(Beginning of DATASET CONTENT)

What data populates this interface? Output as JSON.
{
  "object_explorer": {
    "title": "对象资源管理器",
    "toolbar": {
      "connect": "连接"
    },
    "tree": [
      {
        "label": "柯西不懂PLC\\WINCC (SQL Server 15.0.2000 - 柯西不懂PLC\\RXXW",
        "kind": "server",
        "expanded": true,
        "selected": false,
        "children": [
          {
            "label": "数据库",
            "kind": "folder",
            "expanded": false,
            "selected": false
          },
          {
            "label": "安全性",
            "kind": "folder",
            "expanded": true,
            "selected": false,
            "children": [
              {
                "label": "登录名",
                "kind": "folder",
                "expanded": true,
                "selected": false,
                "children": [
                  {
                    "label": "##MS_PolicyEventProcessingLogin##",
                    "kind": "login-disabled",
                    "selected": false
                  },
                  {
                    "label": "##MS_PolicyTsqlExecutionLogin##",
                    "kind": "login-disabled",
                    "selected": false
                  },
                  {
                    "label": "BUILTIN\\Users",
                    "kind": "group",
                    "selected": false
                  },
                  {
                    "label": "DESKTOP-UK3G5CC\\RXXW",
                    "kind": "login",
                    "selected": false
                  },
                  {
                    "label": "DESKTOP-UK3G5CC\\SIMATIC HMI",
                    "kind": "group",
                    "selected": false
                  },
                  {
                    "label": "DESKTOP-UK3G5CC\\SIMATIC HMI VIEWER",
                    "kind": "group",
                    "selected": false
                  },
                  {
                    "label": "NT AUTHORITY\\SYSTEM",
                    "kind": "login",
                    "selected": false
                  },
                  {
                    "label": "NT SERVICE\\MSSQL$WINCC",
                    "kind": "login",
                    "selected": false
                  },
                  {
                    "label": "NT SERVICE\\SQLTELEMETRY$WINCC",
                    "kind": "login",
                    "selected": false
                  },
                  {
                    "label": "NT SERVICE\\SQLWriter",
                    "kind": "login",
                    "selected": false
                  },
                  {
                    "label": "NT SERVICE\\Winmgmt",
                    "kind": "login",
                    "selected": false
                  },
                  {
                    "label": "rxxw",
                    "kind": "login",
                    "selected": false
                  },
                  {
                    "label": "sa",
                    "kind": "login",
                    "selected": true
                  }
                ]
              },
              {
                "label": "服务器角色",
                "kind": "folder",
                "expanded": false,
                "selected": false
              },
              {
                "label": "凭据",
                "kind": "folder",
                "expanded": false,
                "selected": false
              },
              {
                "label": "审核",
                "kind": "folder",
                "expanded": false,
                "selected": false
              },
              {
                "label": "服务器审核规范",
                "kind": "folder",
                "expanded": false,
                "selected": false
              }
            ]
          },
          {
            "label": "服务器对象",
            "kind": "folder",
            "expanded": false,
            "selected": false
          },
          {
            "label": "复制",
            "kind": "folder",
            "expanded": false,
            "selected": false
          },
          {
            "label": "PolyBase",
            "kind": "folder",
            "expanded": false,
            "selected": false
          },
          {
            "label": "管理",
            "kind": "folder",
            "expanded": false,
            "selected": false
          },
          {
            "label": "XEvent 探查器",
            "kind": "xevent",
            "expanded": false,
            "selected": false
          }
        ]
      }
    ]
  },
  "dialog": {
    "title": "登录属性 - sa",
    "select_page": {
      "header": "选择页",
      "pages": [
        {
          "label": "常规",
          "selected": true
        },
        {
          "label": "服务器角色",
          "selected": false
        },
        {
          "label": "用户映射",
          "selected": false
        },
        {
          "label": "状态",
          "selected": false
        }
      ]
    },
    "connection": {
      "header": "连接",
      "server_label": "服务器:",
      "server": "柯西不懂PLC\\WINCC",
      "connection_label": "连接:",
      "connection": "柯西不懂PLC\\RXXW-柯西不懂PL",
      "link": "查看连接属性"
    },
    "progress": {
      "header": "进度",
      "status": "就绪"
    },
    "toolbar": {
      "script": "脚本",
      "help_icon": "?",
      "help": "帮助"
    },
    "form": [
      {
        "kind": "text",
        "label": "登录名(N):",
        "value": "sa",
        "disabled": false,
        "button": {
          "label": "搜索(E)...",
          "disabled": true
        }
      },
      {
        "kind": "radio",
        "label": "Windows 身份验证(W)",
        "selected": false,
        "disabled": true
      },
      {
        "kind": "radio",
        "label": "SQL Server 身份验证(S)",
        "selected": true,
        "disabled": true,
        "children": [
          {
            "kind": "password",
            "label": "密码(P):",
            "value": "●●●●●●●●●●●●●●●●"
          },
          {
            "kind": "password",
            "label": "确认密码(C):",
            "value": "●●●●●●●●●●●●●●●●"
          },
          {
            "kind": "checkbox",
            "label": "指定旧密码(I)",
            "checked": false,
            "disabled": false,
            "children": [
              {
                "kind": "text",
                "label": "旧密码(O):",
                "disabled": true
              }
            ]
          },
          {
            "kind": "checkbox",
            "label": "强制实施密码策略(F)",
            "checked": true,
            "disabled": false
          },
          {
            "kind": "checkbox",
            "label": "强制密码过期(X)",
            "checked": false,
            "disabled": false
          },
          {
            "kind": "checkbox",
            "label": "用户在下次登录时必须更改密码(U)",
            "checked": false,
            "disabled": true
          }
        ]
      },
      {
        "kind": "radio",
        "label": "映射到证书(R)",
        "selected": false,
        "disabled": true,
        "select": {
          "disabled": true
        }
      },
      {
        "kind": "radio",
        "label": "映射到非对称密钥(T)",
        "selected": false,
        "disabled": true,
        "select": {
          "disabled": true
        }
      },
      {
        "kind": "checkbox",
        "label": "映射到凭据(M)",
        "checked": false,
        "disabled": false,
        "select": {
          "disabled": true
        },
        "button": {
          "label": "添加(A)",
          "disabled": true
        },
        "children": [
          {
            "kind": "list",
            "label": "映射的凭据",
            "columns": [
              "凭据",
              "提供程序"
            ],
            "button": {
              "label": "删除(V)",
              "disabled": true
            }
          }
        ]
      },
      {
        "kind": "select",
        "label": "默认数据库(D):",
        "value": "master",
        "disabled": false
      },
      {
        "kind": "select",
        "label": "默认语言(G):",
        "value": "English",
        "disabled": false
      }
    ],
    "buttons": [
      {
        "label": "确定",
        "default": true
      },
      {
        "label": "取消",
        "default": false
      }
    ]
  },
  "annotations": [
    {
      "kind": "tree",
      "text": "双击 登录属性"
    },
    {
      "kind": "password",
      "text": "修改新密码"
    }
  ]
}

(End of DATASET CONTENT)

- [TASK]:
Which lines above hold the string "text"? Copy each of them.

- [RESULT]:
        "kind": "text",
                "kind": "text",
      "text": "双击 登录属性"
      "text": "修改新密码"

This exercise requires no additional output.